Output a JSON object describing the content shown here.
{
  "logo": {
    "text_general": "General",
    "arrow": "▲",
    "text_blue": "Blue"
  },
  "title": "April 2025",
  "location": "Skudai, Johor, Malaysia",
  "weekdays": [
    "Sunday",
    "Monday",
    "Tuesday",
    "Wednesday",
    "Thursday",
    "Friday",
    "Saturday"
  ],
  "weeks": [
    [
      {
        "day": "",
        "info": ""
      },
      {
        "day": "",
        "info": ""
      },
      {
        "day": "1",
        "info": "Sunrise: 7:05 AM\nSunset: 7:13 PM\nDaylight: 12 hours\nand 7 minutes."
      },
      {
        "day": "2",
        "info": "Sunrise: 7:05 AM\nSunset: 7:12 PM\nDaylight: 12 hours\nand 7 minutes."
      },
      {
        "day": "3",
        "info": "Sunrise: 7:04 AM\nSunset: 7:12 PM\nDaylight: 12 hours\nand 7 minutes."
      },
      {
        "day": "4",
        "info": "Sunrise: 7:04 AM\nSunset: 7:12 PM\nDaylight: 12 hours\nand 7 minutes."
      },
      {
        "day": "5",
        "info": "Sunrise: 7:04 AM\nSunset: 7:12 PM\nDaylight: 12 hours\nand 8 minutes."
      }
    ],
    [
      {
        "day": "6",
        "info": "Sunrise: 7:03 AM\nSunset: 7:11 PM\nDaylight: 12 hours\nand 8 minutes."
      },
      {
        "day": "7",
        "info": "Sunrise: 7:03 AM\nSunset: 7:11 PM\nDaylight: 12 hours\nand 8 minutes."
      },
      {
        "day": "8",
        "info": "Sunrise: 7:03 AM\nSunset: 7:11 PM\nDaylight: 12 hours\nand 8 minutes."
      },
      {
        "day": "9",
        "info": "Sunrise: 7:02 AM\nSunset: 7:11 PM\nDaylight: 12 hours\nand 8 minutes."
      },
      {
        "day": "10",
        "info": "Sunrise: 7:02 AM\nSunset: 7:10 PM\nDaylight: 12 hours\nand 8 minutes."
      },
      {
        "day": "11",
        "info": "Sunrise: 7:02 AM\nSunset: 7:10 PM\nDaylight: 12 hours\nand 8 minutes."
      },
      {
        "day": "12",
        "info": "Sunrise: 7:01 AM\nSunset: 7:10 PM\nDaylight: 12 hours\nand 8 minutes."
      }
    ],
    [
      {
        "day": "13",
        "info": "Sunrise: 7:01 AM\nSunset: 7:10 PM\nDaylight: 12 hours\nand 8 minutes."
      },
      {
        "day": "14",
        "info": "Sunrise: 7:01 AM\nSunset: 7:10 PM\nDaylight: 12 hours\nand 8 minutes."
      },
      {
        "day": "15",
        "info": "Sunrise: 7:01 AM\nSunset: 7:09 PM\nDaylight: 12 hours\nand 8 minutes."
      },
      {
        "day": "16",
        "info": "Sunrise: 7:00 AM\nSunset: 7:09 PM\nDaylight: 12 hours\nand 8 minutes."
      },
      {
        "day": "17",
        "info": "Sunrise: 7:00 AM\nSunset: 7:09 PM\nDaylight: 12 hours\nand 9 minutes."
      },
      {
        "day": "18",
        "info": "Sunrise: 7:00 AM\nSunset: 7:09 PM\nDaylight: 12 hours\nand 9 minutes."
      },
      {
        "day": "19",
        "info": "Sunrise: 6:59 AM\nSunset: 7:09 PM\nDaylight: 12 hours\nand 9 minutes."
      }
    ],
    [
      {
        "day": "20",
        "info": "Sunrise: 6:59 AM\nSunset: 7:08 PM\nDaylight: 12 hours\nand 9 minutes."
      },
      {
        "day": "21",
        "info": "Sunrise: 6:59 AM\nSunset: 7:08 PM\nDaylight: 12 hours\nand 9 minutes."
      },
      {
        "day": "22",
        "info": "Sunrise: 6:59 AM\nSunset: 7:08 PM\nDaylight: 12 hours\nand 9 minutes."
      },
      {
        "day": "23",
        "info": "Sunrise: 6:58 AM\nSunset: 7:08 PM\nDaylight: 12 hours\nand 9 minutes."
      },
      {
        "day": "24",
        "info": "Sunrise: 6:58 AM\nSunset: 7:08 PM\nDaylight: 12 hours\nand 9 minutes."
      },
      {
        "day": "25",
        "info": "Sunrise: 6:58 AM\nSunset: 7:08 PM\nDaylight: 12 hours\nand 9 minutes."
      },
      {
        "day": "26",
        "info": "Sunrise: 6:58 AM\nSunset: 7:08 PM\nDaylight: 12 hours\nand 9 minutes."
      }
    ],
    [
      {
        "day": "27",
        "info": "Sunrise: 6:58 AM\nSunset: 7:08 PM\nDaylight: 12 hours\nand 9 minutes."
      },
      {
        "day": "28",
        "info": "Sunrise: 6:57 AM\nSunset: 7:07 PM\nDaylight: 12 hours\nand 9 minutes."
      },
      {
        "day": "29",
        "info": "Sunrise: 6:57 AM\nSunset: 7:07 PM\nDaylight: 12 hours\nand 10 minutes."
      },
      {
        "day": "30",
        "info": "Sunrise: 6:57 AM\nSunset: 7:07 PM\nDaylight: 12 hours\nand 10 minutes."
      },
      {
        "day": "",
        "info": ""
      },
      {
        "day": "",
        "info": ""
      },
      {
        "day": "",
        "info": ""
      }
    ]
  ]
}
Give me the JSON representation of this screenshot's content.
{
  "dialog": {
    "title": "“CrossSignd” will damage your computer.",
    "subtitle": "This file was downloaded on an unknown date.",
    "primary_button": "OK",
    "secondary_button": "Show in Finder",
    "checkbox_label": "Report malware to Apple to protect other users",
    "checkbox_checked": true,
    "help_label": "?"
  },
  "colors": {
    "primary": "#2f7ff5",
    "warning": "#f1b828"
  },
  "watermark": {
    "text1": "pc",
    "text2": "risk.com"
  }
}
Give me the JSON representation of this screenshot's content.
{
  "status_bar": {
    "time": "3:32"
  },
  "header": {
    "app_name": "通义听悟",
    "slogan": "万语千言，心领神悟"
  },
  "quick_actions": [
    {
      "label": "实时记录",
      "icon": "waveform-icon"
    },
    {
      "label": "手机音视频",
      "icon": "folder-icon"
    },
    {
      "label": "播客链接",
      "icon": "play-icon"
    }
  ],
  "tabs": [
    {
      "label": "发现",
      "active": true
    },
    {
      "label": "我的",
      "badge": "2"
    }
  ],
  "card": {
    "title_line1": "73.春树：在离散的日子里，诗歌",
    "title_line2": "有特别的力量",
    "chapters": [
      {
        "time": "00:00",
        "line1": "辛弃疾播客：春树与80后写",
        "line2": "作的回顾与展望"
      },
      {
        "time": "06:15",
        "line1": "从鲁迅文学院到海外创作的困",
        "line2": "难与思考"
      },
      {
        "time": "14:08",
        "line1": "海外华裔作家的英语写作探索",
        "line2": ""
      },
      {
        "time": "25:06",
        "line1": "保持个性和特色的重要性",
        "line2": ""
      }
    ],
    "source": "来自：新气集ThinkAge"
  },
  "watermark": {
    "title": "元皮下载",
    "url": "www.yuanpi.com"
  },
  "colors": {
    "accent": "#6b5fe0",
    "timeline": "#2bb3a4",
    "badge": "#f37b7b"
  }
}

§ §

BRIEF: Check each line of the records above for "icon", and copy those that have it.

TASK RESPONSE:
      "icon": "waveform-icon"
      "icon": "folder-icon"
      "icon": "play-icon"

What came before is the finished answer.